(MATERIAL FOR THIS EXERCISE begins)

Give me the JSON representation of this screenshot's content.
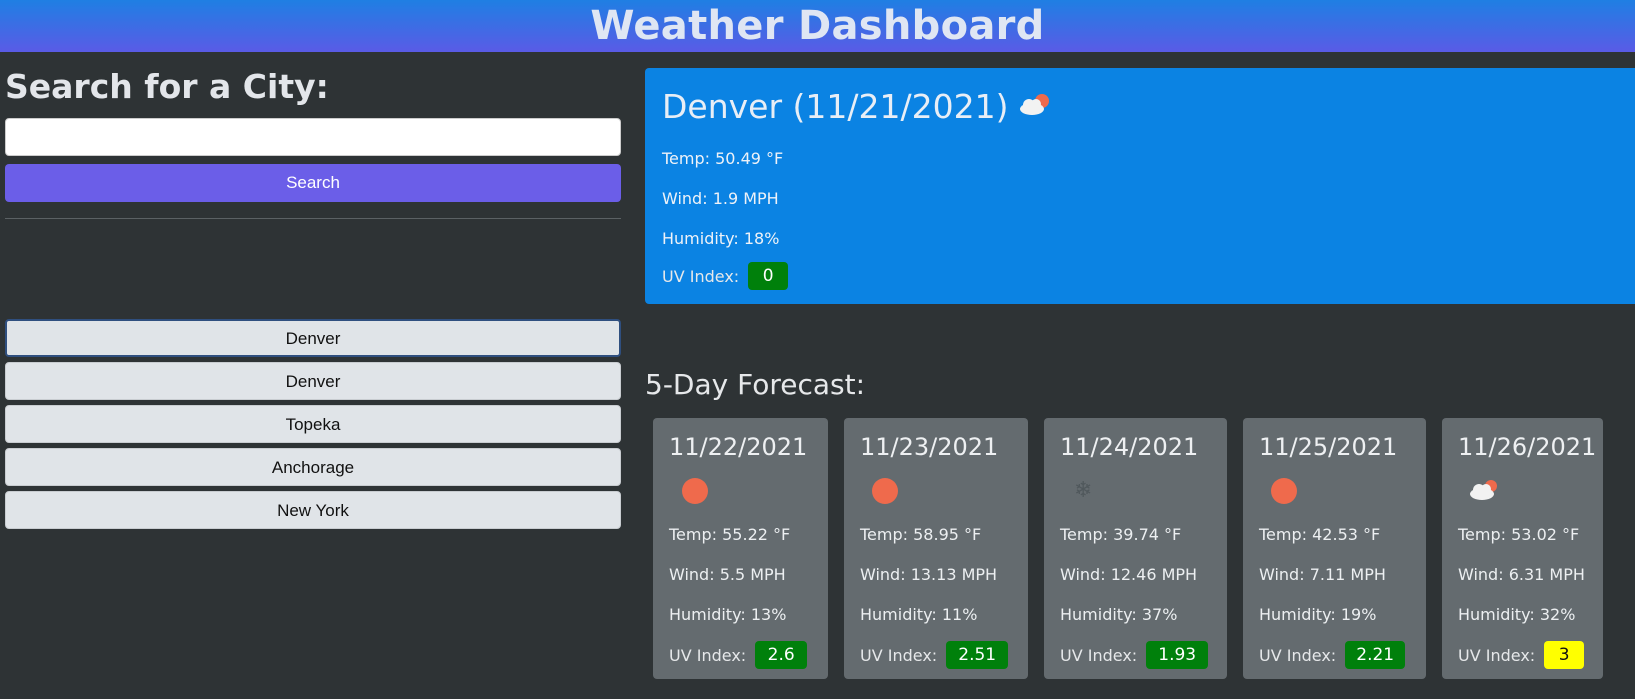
{
  "header": {
    "title": "Weather Dashboard"
  },
  "search": {
    "heading": "Search for a City:",
    "input_value": "",
    "placeholder": "",
    "button_label": "Search"
  },
  "history": [
    "Denver",
    "Denver",
    "Topeka",
    "Anchorage",
    "New York"
  ],
  "current": {
    "city_date": "Denver (11/21/2021)",
    "icon": "cloud-sun-icon",
    "temp": "Temp: 50.49 °F",
    "wind": "Wind: 1.9 MPH",
    "humidity": "Humidity: 18%",
    "uv_label": "UV Index:",
    "uv_value": "0",
    "uv_color": "#00800b"
  },
  "forecast": {
    "title": "5-Day Forecast:",
    "days": [
      {
        "date": "11/22/2021",
        "icon": "sun-icon",
        "temp": "Temp: 55.22 °F",
        "wind": "Wind: 5.5 MPH",
        "humidity": "Humidity: 13%",
        "uv_label": "UV Index:",
        "uv_value": "2.6",
        "uv_color": "#00800b"
      },
      {
        "date": "11/23/2021",
        "icon": "sun-icon",
        "temp": "Temp: 58.95 °F",
        "wind": "Wind: 13.13 MPH",
        "humidity": "Humidity: 11%",
        "uv_label": "UV Index:",
        "uv_value": "2.51",
        "uv_color": "#00800b"
      },
      {
        "date": "11/24/2021",
        "icon": "snowflake-icon",
        "temp": "Temp: 39.74 °F",
        "wind": "Wind: 12.46 MPH",
        "humidity": "Humidity: 37%",
        "uv_label": "UV Index:",
        "uv_value": "1.93",
        "uv_color": "#00800b"
      },
      {
        "date": "11/25/2021",
        "icon": "sun-icon",
        "temp": "Temp: 42.53 °F",
        "wind": "Wind: 7.11 MPH",
        "humidity": "Humidity: 19%",
        "uv_label": "UV Index:",
        "uv_value": "2.21",
        "uv_color": "#00800b"
      },
      {
        "date": "11/26/2021",
        "icon": "cloud-sun-icon",
        "temp": "Temp: 53.02 °F",
        "wind": "Wind: 6.31 MPH",
        "humidity": "Humidity: 32%",
        "uv_label": "UV Index:",
        "uv_value": "3",
        "uv_color": "#ffff00"
      }
    ]
  },
  "colors": {
    "header_gradient_top": "#1f7fe3",
    "header_gradient_bottom": "#5a5be6",
    "background": "#2e3335",
    "search_button": "#6b5ee8",
    "current_card": "#0b83e3",
    "forecast_card": "#646b6f",
    "uv_green": "#00800b",
    "uv_yellow": "#ffff00"
  }
}
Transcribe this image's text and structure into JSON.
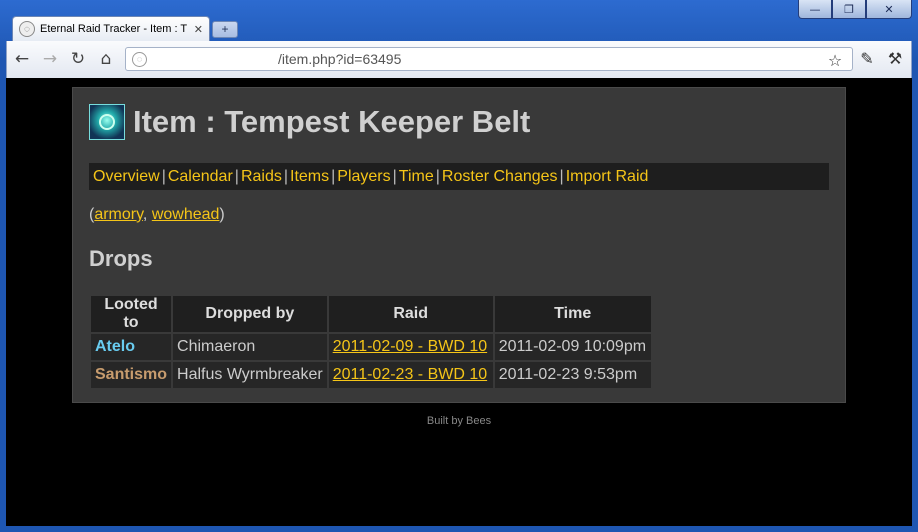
{
  "browser": {
    "tab_title": "Eternal Raid Tracker - Item : T",
    "new_tab_label": "+",
    "url": "/item.php?id=63495",
    "window_buttons": [
      "—",
      "❐",
      "✕"
    ]
  },
  "page": {
    "title": "Item : Tempest Keeper Belt",
    "icon": "item-belt-icon",
    "nav": [
      "Overview",
      "Calendar",
      "Raids",
      "Items",
      "Players",
      "Time",
      "Roster Changes",
      "Import Raid"
    ],
    "nav_separator": "|",
    "ext_links": {
      "open": "(",
      "armory": "armory",
      "comma": ", ",
      "wowhead": "wowhead",
      "close": ")"
    },
    "drops_heading": "Drops",
    "table": {
      "headers": [
        "Looted to",
        "Dropped by",
        "Raid",
        "Time"
      ],
      "rows": [
        {
          "player": "Atelo",
          "player_color": "#69ccf0",
          "dropped_by": "Chimaeron",
          "raid": "2011-02-09 - BWD 10",
          "time": "2011-02-09 10:09pm"
        },
        {
          "player": "Santismo",
          "player_color": "#c79c6e",
          "dropped_by": "Halfus Wyrmbreaker",
          "raid": "2011-02-23 - BWD 10",
          "time": "2011-02-23 9:53pm"
        }
      ]
    },
    "footer": "Built by Bees"
  },
  "colors": {
    "link": "#f5c518",
    "background": "#000000",
    "panel": "#393939"
  }
}
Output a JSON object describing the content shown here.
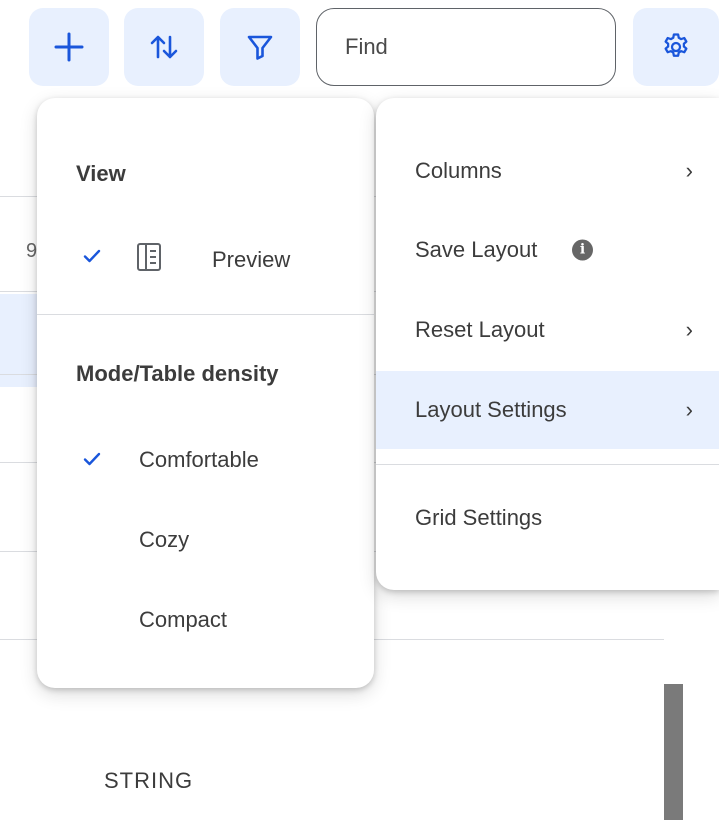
{
  "toolbar": {
    "add_icon": "plus-icon",
    "sort_icon": "sort-arrows-icon",
    "filter_icon": "funnel-icon",
    "settings_icon": "gear-icon",
    "find_placeholder": "Find",
    "accent_color": "#1a56db",
    "button_bg": "#e8f0fe"
  },
  "grid": {
    "peek_text": "STRING",
    "peek_left_text": "9"
  },
  "view_menu": {
    "view_title": "View",
    "preview": {
      "label": "Preview",
      "checked": true,
      "icon": "preview-panel-icon"
    },
    "density_title": "Mode/Table density",
    "density_options": [
      {
        "label": "Comfortable",
        "checked": true
      },
      {
        "label": "Cozy",
        "checked": false
      },
      {
        "label": "Compact",
        "checked": false
      }
    ]
  },
  "settings_menu": {
    "items": [
      {
        "label": "Columns",
        "has_submenu": true
      },
      {
        "label": "Save Layout",
        "info_icon": true
      },
      {
        "label": "Reset Layout",
        "has_submenu": true
      },
      {
        "label": "Layout Settings",
        "has_submenu": true,
        "active": true
      },
      {
        "label": "Grid Settings",
        "has_submenu": false
      }
    ],
    "chevron": "›",
    "info_glyph": "i"
  }
}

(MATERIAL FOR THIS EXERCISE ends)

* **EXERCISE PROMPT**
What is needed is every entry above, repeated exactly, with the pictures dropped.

* **COMPLETED TASK**
Give me the JSON representation of this screenshot's content.
{
  "header": {
    "title": "Weather Dashboard"
  },
  "search": {
    "heading": "Search for a City:",
    "input_value": "",
    "placeholder": "",
    "button_label": "Search"
  },
  "history": [
    "Denver",
    "Denver",
    "Topeka",
    "Anchorage",
    "New York"
  ],
  "current": {
    "city_date": "Denver (11/21/2021)",
    "icon": "cloud-sun-icon",
    "temp": "Temp: 50.49 °F",
    "wind": "Wind: 1.9 MPH",
    "humidity": "Humidity: 18%",
    "uv_label": "UV Index:",
    "uv_value": "0",
    "uv_color": "#00800b"
  },
  "forecast": {
    "title": "5-Day Forecast:",
    "days": [
      {
        "date": "11/22/2021",
        "icon": "sun-icon",
        "temp": "Temp: 55.22 °F",
        "wind": "Wind: 5.5 MPH",
        "humidity": "Humidity: 13%",
        "uv_label": "UV Index:",
        "uv_value": "2.6",
        "uv_color": "#00800b"
      },
      {
        "date": "11/23/2021",
        "icon": "sun-icon",
        "temp": "Temp: 58.95 °F",
        "wind": "Wind: 13.13 MPH",
        "humidity": "Humidity: 11%",
        "uv_label": "UV Index:",
        "uv_value": "2.51",
        "uv_color": "#00800b"
      },
      {
        "date": "11/24/2021",
        "icon": "snowflake-icon",
        "temp": "Temp: 39.74 °F",
        "wind": "Wind: 12.46 MPH",
        "humidity": "Humidity: 37%",
        "uv_label": "UV Index:",
        "uv_value": "1.93",
        "uv_color": "#00800b"
      },
      {
        "date": "11/25/2021",
        "icon": "sun-icon",
        "temp": "Temp: 42.53 °F",
        "wind": "Wind: 7.11 MPH",
        "humidity": "Humidity: 19%",
        "uv_label": "UV Index:",
        "uv_value": "2.21",
        "uv_color": "#00800b"
      },
      {
        "date": "11/26/2021",
        "icon": "cloud-sun-icon",
        "temp": "Temp: 53.02 °F",
        "wind": "Wind: 6.31 MPH",
        "humidity": "Humidity: 32%",
        "uv_label": "UV Index:",
        "uv_value": "3",
        "uv_color": "#ffff00"
      }
    ]
  },
  "colors": {
    "header_gradient_top": "#1f7fe3",
    "header_gradient_bottom": "#5a5be6",
    "background": "#2e3335",
    "search_button": "#6b5ee8",
    "current_card": "#0b83e3",
    "forecast_card": "#646b6f",
    "uv_green": "#00800b",
    "uv_yellow": "#ffff00"
  }
}
Transcribe this image's text and structure into JSON.
{
  "browser": {
    "tab_title": "Eternal Raid Tracker - Item : T",
    "new_tab_label": "+",
    "url": "/item.php?id=63495",
    "window_buttons": [
      "—",
      "❐",
      "✕"
    ]
  },
  "page": {
    "title": "Item : Tempest Keeper Belt",
    "icon": "item-belt-icon",
    "nav": [
      "Overview",
      "Calendar",
      "Raids",
      "Items",
      "Players",
      "Time",
      "Roster Changes",
      "Import Raid"
    ],
    "nav_separator": "|",
    "ext_links": {
      "open": "(",
      "armory": "armory",
      "comma": ", ",
      "wowhead": "wowhead",
      "close": ")"
    },
    "drops_heading": "Drops",
    "table": {
      "headers": [
        "Looted to",
        "Dropped by",
        "Raid",
        "Time"
      ],
      "rows": [
        {
          "player": "Atelo",
          "player_color": "#69ccf0",
          "dropped_by": "Chimaeron",
          "raid": "2011-02-09 - BWD 10",
          "time": "2011-02-09 10:09pm"
        },
        {
          "player": "Santismo",
          "player_color": "#c79c6e",
          "dropped_by": "Halfus Wyrmbreaker",
          "raid": "2011-02-23 - BWD 10",
          "time": "2011-02-23 9:53pm"
        }
      ]
    },
    "footer": "Built by Bees"
  },
  "colors": {
    "link": "#f5c518",
    "background": "#000000",
    "panel": "#393939"
  }
}
Output a JSON object describing the content shown here.
{
  "toolbar": {
    "add_icon": "plus-icon",
    "sort_icon": "sort-arrows-icon",
    "filter_icon": "funnel-icon",
    "settings_icon": "gear-icon",
    "find_placeholder": "Find",
    "accent_color": "#1a56db",
    "button_bg": "#e8f0fe"
  },
  "grid": {
    "peek_text": "STRING",
    "peek_left_text": "9"
  },
  "view_menu": {
    "view_title": "View",
    "preview": {
      "label": "Preview",
      "checked": true,
      "icon": "preview-panel-icon"
    },
    "density_title": "Mode/Table density",
    "density_options": [
      {
        "label": "Comfortable",
        "checked": true
      },
      {
        "label": "Cozy",
        "checked": false
      },
      {
        "label": "Compact",
        "checked": false
      }
    ]
  },
  "settings_menu": {
    "items": [
      {
        "label": "Columns",
        "has_submenu": true
      },
      {
        "label": "Save Layout",
        "info_icon": true
      },
      {
        "label": "Reset Layout",
        "has_submenu": true
      },
      {
        "label": "Layout Settings",
        "has_submenu": true,
        "active": true
      },
      {
        "label": "Grid Settings",
        "has_submenu": false
      }
    ],
    "chevron": "›",
    "info_glyph": "i"
  }
}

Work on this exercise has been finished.